Given the information above, my brother and I indeed experienced childhood trauma, namely (1) the repeated pattern of damaging interactions with my parents, (2) parental divorce, and (3) 'disruptive home life' with having to adapt to a parent's remarriage and being part of a new blended family (two in the course of our childhoods). The results are also blatantly clear with my brother who is very depressed and suffers anxiety with panic attacks.
Not only can these childhood traumas cause depression, anxiety, PTSD, ADD/ADHD, but researchers at the CDC have also found that a traumatic childhood can take 20-years off of one's life. The study, which appeared in the November 2009 issue of the American Journal of Preventive Medicine, is the latest in the ongoing 14-year-old Adverse Childhood Experiences Study.

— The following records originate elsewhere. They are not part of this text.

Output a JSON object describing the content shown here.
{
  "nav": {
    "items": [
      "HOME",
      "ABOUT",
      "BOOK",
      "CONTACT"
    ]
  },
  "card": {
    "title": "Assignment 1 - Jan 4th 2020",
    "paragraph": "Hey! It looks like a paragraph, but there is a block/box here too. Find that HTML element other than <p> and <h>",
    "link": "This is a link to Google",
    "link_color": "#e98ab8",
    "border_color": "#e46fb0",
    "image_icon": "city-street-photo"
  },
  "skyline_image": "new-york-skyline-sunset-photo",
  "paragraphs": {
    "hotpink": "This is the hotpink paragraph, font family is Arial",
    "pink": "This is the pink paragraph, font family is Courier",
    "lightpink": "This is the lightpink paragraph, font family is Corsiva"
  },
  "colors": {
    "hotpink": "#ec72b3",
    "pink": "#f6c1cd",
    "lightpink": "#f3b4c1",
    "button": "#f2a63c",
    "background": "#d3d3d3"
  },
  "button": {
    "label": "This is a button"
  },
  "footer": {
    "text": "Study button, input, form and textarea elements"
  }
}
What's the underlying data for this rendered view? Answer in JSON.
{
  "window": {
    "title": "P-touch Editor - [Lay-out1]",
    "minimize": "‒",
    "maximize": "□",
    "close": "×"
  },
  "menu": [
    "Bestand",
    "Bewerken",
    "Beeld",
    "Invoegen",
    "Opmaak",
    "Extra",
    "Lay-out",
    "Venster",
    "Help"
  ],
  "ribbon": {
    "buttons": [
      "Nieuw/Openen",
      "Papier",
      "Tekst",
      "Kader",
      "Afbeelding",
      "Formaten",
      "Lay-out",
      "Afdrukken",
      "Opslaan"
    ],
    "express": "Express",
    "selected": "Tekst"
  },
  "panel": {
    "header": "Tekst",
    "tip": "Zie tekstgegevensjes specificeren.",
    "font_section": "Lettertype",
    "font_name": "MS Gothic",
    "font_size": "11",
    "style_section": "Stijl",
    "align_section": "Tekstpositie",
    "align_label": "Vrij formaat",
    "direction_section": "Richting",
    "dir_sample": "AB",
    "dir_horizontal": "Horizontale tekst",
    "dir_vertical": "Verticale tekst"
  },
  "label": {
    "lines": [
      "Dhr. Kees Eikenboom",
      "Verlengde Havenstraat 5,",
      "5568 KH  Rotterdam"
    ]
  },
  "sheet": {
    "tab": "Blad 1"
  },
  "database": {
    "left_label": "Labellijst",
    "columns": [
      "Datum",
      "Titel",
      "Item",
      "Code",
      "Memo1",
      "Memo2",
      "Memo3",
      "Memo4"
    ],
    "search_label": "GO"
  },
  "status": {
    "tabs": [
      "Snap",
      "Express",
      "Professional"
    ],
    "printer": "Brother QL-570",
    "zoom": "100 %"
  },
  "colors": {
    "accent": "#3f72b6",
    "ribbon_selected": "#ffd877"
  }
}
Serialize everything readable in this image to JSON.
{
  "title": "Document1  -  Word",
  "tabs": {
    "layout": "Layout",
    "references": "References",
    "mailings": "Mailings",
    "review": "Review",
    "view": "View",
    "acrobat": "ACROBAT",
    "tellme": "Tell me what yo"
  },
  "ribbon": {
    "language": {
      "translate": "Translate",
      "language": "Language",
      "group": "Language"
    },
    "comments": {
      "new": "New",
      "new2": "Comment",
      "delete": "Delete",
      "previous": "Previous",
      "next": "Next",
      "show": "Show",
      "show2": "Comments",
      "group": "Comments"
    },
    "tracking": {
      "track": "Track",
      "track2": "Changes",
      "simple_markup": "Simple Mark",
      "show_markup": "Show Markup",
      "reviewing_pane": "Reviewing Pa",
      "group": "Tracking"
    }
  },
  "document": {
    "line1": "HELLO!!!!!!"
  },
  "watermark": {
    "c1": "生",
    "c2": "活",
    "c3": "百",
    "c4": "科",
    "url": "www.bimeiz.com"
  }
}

The study involved 17,337 adults who became members of Kaiser Permanente, a health care maintenance organization in San Diego, between 1995 and 1997. After visiting a primary care facility at the HMO, they voluntarily filled out a standard medical questionnaire that included questions about their childhood. The questionnaire asked them about 10 types of child trauma:
- Three types of abuse (sexual, physical and emotional).
- Two types of neglect (physical and emotional).
- Five types of family dysfunction (having a mother who was treated violently, a household member who’s an alcoholic or drug user, who’s been imprisoned, or diagnosed with mental illness, or parents who are separated or divorced).
The researchers found that people with six or more of these types of trauma died nearly 20 years earlier on average than those without — 60.6 years versus 79.1 years. In this particular research, neglect was not included. So, a person who has been emotionally abused, physically neglected and grew up with an alcoholic father who beat up his wife would have an ACE score of 4. The significance of the study is that it supports the previous research — that child trauma is an important public health issue, stated David Brown of the CDC.
Research also shows that if a person has one risk factor, he or she usually has another. So, the researchers asked: if risk factors for disease, disability and early mortality aren’t randomly distributed, what influences their adoption or development? In parallel research, the neuroscience community has found that that trauma alters the function and development of children’s brains and nervous systems. Epigeneticists, who study how a person’s experiences turn their genes off and on, have found that trauma can turn on genes that manufacture the chemical stressors that affect the brain.
Traumatized children become hyper-vigilant, edgy, and impulsive with hot tempers. They are unable to focus on their schoolwork, unable to sit still, and regard social interactions as threats. These behaviors can get them in trouble or suspended, and that can lead to engaging in risky behaviors, such as smoking, drinking too much alcohol, workaholism, eating too much, etc., which can affect their health. Each of those descriptors fits what happened to my brother: hyper-vigilant, edgy, impulsive, hot tempered, unable to focus on schoolwork, couldn't sit still, and engaged in risky behavior (smoking, drinking).
I still believe that one's personality and genetic make-up have a huge effect on who you develop into as a person. Your perspective in life which leads to how you handle your surroundings, thus your stress levels, greatly impacts your health. I recent dove into that topic of Nature vs Nurture And considering that my brother and I both came from the same parents, with the same childhood trauma, and over the same duration, but we both turned out drastically different gives an indication of personality's effect. Regardless of how we turned out as adults and regardless of my mother's and Dad's perceptions of my brother / my childhoods, we did indeed experience childhood trauma: my brother from 7 years old and onward, and for me from 9 years old and onward.